DATA TO USE:
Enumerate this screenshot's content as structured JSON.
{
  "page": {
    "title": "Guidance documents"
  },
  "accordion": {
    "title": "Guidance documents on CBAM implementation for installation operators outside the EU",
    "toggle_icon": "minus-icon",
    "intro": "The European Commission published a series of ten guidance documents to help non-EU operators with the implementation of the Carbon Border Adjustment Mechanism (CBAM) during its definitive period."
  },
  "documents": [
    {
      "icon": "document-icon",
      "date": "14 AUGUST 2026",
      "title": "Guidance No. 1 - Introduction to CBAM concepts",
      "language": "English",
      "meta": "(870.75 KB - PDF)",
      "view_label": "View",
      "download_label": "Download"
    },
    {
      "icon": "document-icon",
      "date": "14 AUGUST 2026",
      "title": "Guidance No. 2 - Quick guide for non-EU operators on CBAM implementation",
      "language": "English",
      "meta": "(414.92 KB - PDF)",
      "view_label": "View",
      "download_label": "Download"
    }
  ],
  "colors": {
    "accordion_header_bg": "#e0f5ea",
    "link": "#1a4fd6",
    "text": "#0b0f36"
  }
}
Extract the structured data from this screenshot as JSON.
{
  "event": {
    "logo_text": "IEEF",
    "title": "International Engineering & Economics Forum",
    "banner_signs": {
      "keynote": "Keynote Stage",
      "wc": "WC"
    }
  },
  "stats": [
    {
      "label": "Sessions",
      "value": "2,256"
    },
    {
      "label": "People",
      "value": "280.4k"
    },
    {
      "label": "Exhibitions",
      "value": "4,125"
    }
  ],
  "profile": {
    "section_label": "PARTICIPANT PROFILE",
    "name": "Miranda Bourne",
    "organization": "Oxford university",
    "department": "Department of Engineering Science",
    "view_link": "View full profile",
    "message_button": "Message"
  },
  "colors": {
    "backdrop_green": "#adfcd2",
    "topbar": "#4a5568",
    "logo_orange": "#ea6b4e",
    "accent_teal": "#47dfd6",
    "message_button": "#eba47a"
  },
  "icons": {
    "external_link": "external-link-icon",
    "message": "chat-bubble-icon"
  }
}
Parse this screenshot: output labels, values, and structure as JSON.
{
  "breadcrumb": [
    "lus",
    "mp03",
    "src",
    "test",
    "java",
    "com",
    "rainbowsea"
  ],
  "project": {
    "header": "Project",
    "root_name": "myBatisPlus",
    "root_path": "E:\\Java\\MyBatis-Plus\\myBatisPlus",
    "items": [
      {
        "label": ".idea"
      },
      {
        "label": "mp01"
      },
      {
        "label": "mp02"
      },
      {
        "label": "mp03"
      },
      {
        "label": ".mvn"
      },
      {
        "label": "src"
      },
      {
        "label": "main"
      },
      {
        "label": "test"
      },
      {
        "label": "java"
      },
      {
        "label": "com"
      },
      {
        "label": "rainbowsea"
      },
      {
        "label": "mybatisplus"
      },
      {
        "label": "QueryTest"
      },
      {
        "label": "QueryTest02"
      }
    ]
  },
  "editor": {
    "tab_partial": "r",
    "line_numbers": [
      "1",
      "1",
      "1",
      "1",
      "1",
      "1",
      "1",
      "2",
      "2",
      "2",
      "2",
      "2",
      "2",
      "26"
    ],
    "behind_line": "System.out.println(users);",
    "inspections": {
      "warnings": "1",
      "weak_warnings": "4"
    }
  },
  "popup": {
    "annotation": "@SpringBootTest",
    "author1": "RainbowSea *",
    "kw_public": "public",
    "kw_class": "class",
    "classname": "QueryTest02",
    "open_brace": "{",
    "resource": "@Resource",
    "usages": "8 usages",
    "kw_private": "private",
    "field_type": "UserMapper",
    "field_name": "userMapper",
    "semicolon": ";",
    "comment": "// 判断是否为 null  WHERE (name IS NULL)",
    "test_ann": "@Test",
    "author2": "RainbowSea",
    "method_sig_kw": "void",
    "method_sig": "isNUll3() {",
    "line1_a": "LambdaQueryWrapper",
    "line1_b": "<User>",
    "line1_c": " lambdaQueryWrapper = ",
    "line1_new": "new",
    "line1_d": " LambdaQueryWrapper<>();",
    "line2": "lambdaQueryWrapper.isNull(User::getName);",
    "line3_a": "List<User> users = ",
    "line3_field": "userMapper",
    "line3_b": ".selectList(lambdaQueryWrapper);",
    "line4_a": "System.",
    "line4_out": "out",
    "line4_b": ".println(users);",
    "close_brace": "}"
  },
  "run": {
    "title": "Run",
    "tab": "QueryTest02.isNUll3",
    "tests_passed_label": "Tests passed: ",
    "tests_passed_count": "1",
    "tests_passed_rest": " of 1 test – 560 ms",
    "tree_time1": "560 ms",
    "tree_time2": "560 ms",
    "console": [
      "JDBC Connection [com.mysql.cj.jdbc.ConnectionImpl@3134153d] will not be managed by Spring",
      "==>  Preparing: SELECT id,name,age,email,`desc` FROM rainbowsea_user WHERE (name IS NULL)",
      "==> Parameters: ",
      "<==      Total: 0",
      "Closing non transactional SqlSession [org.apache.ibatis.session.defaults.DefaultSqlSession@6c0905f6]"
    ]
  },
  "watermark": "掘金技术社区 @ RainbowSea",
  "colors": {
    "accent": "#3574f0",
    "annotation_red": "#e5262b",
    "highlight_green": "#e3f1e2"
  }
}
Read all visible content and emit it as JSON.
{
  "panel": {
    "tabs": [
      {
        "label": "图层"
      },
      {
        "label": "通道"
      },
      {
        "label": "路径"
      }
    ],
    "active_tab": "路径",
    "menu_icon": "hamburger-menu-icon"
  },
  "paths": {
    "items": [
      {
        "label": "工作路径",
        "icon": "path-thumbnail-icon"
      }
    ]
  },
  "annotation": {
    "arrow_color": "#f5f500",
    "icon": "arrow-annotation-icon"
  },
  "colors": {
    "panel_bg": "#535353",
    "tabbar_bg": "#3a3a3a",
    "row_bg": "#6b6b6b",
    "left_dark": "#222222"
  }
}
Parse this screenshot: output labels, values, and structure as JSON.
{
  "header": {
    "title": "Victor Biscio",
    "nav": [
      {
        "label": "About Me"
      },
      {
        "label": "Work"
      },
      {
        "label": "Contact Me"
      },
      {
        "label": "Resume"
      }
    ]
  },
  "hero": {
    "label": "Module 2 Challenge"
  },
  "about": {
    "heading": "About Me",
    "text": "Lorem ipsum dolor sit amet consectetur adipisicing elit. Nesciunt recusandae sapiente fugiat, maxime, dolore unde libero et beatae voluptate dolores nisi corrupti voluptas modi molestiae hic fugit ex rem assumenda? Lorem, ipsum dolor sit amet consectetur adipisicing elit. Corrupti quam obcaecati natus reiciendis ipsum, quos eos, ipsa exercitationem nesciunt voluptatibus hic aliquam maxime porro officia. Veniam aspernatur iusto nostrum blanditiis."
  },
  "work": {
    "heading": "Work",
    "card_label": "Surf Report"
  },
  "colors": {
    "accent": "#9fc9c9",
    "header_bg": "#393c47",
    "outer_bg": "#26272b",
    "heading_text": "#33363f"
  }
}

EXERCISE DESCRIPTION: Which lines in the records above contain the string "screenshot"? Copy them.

SOLUTION TO THE EXERCISE:
Enumerate this screenshot's content as structured JSON.
Extract the structured data from this screenshot as JSON.
Parse this screenshot: output labels, values, and structure as JSON.
Parse this screenshot: output labels, values, and structure as JSON.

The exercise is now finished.